WORK REQUEST
Looking through the data, please report how many lines contain the string "Outer", giving nothing but the number.

● ● ● ● ● ● ●

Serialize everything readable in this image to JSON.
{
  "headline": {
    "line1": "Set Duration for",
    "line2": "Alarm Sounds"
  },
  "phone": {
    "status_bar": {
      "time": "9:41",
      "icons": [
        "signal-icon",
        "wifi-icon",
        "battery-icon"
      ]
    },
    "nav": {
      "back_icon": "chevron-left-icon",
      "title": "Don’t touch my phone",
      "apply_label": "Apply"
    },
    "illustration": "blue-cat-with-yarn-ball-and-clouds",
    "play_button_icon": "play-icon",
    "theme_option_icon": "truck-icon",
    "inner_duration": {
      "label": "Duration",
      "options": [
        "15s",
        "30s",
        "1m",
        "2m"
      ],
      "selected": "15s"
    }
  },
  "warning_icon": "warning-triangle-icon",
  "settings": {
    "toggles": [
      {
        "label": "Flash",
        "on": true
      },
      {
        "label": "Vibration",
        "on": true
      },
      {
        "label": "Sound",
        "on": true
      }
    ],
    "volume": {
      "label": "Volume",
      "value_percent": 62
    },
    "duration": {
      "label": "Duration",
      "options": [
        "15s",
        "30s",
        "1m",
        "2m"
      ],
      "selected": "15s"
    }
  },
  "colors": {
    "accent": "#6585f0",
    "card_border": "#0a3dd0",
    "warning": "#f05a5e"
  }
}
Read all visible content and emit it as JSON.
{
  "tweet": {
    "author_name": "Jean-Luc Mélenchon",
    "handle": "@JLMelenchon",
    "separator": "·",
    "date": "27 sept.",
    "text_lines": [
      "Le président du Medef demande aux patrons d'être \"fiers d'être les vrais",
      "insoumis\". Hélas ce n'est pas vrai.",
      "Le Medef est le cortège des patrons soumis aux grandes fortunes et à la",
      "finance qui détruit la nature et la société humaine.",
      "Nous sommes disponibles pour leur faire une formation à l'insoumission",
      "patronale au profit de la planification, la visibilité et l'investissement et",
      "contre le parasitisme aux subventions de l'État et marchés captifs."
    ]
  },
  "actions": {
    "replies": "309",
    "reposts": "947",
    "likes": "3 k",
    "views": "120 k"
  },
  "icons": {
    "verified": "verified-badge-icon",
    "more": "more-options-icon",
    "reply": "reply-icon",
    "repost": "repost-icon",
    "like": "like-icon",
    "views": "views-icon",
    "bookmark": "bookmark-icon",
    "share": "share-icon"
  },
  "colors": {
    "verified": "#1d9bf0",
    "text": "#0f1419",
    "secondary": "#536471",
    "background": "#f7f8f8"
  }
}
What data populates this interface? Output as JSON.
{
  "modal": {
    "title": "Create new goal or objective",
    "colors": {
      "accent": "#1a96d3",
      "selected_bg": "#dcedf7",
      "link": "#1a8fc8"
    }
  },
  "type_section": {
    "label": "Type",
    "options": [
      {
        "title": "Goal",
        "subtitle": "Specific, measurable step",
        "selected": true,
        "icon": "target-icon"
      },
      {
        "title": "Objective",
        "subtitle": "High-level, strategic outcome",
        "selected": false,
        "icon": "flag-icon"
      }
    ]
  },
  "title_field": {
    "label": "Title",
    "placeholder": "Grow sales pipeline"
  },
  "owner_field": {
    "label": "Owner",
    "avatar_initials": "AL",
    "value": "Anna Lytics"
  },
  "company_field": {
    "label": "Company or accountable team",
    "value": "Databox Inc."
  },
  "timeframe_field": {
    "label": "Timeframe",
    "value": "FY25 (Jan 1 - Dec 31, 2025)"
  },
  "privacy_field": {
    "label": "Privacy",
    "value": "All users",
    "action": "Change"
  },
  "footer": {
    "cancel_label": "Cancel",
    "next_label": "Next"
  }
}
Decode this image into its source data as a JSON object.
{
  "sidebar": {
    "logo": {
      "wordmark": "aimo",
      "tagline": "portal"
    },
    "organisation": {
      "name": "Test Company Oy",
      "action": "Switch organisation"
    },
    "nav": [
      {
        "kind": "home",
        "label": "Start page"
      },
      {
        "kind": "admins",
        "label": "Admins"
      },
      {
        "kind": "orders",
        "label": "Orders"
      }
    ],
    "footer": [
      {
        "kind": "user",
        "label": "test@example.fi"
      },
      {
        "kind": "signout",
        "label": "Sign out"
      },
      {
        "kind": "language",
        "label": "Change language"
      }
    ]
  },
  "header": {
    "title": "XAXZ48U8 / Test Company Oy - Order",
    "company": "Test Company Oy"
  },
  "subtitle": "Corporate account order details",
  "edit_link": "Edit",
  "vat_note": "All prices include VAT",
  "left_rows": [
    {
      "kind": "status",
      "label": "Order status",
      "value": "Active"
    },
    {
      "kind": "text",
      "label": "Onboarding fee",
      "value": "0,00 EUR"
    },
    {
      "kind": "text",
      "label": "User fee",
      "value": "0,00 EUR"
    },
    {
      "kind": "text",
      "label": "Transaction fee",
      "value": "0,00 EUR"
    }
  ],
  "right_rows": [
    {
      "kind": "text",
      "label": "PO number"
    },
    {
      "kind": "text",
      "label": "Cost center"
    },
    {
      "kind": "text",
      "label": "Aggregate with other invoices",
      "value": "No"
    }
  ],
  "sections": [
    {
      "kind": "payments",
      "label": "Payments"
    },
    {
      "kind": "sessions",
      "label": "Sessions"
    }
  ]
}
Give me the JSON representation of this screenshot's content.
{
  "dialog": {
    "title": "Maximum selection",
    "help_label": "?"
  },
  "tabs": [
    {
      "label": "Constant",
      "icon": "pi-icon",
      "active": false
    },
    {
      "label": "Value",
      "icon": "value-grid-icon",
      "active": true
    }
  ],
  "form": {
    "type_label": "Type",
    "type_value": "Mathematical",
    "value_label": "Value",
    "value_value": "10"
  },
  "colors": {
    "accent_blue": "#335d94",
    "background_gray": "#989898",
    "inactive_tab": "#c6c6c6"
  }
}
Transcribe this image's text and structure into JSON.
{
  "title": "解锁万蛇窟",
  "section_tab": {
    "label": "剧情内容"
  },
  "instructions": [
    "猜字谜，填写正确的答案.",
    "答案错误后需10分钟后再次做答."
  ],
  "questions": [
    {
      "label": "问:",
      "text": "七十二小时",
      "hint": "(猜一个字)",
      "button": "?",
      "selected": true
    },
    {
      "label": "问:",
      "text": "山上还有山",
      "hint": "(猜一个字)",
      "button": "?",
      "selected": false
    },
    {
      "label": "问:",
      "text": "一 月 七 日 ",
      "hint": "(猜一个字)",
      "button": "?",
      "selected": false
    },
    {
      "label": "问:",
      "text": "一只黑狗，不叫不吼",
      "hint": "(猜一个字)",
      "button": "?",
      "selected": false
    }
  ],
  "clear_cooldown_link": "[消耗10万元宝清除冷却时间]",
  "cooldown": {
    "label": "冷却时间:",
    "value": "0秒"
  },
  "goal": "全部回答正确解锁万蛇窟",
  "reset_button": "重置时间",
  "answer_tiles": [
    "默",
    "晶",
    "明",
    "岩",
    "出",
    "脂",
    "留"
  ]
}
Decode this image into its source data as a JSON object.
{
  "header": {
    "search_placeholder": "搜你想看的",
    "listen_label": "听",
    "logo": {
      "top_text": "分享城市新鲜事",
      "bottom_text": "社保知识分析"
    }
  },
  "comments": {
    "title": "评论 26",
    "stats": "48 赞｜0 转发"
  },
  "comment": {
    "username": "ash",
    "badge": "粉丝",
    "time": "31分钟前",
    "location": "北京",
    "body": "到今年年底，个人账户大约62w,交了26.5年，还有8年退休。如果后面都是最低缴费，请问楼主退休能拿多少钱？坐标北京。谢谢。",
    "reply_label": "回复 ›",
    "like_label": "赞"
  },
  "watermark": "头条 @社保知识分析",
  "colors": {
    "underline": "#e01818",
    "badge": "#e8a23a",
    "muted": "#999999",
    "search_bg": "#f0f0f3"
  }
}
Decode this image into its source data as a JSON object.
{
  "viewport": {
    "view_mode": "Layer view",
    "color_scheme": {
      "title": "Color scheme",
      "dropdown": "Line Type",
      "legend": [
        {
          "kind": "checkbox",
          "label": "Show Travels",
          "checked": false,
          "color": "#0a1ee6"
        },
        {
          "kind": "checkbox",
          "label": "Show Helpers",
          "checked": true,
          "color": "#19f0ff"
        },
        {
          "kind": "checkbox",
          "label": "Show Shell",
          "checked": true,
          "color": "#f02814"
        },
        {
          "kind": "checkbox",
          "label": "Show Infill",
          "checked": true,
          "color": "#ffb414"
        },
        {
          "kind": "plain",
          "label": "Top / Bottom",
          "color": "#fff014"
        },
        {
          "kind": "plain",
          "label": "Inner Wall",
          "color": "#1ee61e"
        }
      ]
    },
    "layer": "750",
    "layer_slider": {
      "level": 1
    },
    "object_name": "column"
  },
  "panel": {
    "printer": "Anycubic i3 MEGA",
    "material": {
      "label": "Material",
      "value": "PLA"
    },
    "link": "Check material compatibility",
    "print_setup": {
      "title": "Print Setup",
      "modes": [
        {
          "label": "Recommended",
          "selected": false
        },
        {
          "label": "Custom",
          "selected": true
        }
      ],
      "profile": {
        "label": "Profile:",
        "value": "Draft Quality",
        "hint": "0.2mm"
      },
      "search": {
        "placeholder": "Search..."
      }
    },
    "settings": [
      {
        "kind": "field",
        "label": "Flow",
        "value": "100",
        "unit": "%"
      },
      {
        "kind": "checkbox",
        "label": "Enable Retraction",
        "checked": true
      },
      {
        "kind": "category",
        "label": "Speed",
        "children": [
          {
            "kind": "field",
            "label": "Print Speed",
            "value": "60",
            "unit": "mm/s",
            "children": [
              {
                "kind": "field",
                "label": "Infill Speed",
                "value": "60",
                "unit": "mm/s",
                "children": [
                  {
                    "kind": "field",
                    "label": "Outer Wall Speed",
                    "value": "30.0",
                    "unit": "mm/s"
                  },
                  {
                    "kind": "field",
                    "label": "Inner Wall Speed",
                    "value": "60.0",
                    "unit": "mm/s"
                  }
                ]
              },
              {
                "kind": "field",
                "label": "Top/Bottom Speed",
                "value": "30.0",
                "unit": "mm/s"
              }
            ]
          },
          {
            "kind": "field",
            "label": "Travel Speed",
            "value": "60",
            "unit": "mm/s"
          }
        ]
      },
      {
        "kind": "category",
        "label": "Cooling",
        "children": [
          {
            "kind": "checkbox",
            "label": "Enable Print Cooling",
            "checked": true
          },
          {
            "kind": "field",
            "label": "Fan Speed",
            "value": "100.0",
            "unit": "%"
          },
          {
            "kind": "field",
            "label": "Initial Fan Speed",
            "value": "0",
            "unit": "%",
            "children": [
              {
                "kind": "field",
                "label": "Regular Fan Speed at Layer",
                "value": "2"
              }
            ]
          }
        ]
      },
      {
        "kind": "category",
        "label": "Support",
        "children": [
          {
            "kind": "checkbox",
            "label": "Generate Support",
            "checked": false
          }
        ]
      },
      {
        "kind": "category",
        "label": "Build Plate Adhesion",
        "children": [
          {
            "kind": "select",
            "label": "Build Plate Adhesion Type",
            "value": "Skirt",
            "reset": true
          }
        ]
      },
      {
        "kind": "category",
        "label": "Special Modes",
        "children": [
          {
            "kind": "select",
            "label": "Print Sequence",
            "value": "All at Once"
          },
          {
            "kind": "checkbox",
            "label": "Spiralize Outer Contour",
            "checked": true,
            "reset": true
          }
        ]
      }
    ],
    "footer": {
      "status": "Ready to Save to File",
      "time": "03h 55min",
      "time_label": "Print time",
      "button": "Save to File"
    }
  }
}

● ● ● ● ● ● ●

WRITTEN ANSWER
2